Why not pair Mendelssohn and Chopin in a harmonious duo. Two piano lessons transmitted over the Internet were framed by the same period expression: mellifluous melodic threads against relentless rocking motions in the bass. A Boat song and Nocturne respectively swayed in TWO, requiring an examination of recurring bass line arpeggios that frequently spanned beyond… Continue reading Two Romantic era piano lessons are wedded beautifully together
I recall my beloved teacher, Lillian Freundlich, teaching me how to play singing tone, legato octaves through a process that separated the upper fingers, 4 and 5, from the lower thumb progressions. She would not advance to the actual octave spread until voicing between upper and lower notes was separately clarified and each line was… Continue reading Piano Technique: Playing Lyrical Legato Octaves
The E minor Nocturne Op. 72, No. 1 has a redundant flowing broken chord bass that becomes intensified through melodic climaxes. Still, the binary division of each measure, with some relief on the second half of each, preserves a relentless rocking motion throughout the composition. In this lesson-in-progress, an adult student who returned to the… Continue reading An adult piano student floats a Chopin Nocturne

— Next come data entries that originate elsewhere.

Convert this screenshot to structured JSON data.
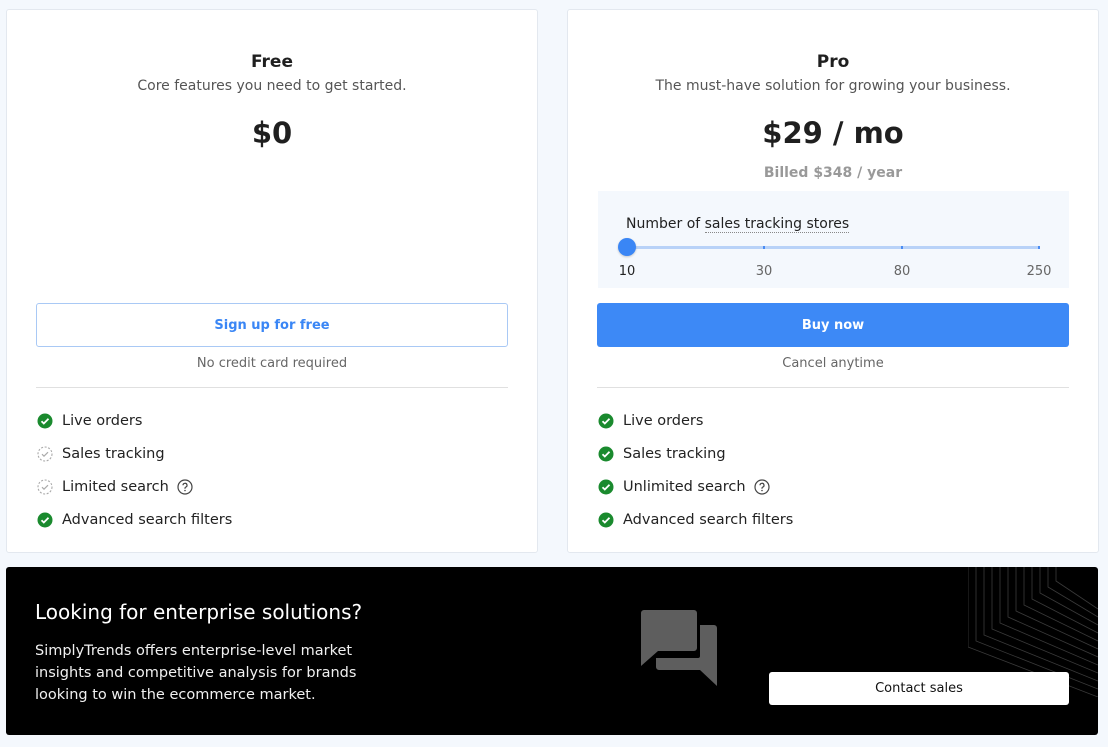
{
  "plans": {
    "free": {
      "title": "Free",
      "subtitle": "Core features you need to get started.",
      "price": "$0",
      "button_label": "Sign up for free",
      "button_note": "No credit card required",
      "features": [
        {
          "label": "Live orders",
          "status": "included"
        },
        {
          "label": "Sales tracking",
          "status": "partial"
        },
        {
          "label": "Limited search",
          "status": "partial",
          "help": true
        },
        {
          "label": "Advanced search filters",
          "status": "included"
        }
      ]
    },
    "pro": {
      "title": "Pro",
      "subtitle": "The must-have solution for growing your business.",
      "price": "$29 / mo",
      "billed": "Billed $348 / year",
      "slider": {
        "label_prefix": "Number of ",
        "label_term": "sales tracking stores",
        "options": [
          "10",
          "30",
          "80",
          "250"
        ],
        "selected": "10"
      },
      "button_label": "Buy now",
      "button_note": "Cancel anytime",
      "features": [
        {
          "label": "Live orders",
          "status": "included"
        },
        {
          "label": "Sales tracking",
          "status": "included"
        },
        {
          "label": "Unlimited search",
          "status": "included",
          "help": true
        },
        {
          "label": "Advanced search filters",
          "status": "included"
        }
      ]
    }
  },
  "enterprise": {
    "title": "Looking for enterprise solutions?",
    "description": "SimplyTrends offers enterprise-level market insights and competitive analysis for brands looking to win the ecommerce market.",
    "button_label": "Contact sales",
    "icon": "chat-bubbles-icon"
  },
  "colors": {
    "accent": "#3d89f6",
    "check": "#1a8a2e",
    "background": "#f4f8fd"
  }
}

I'm thinking back to my ancient days studying with Lillian Freundlich in New York City. During this period, like any fledgling I relied on my teacher as an "authority" figure to recommend what Mozart Sonata edition, for example, I should buy down at Patelson's. (This was decades before the quaint hub for musicians seeking authenticity… Continue reading What “authentic” edition should a piano student use when learning repertoire of the Masters?